#### Exercise data:
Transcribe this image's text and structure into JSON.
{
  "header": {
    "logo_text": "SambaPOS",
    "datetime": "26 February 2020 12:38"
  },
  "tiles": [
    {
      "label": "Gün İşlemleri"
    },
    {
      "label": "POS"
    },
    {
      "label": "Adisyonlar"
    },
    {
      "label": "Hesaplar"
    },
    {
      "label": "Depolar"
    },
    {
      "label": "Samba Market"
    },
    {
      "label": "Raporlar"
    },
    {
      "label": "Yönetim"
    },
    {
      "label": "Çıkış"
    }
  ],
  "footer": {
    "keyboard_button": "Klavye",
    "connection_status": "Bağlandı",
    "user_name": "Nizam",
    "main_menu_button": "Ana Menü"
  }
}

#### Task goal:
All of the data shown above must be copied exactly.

#### Result for this task:
Transcribe this image's text and structure into JSON.
{
  "header": {
    "logo_text": "SambaPOS",
    "datetime": "26 February 2020 12:38"
  },
  "tiles": [
    {
      "label": "Gün İşlemleri"
    },
    {
      "label": "POS"
    },
    {
      "label": "Adisyonlar"
    },
    {
      "label": "Hesaplar"
    },
    {
      "label": "Depolar"
    },
    {
      "label": "Samba Market"
    },
    {
      "label": "Raporlar"
    },
    {
      "label": "Yönetim"
    },
    {
      "label": "Çıkış"
    }
  ],
  "footer": {
    "keyboard_button": "Klavye",
    "connection_status": "Bağlandı",
    "user_name": "Nizam",
    "main_menu_button": "Ana Menü"
  }
}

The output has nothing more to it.